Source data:
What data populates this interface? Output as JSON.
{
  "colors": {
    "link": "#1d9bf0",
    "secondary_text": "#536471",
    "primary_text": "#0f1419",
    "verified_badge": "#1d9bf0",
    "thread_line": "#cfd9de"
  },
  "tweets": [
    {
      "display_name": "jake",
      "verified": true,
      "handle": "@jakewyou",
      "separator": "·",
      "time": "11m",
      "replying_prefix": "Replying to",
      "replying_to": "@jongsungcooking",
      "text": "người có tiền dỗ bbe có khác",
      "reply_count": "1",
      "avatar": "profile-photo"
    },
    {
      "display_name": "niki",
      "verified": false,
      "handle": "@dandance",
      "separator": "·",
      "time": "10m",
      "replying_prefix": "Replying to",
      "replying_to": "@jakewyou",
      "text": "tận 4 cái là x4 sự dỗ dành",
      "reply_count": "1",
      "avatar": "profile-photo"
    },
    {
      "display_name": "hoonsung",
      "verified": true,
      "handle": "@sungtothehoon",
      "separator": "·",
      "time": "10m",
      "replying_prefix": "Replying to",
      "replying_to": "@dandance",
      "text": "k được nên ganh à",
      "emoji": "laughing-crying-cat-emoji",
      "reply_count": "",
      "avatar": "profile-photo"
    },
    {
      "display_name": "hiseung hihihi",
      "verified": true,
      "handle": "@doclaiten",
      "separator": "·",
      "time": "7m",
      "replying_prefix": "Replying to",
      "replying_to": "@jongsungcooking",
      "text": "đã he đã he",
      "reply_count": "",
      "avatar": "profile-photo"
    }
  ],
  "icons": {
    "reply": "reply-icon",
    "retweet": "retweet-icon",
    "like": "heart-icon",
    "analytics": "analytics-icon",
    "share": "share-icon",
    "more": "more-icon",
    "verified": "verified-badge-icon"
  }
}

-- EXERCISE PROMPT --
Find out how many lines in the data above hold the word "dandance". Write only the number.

-- REPLY TO THE TASK --
2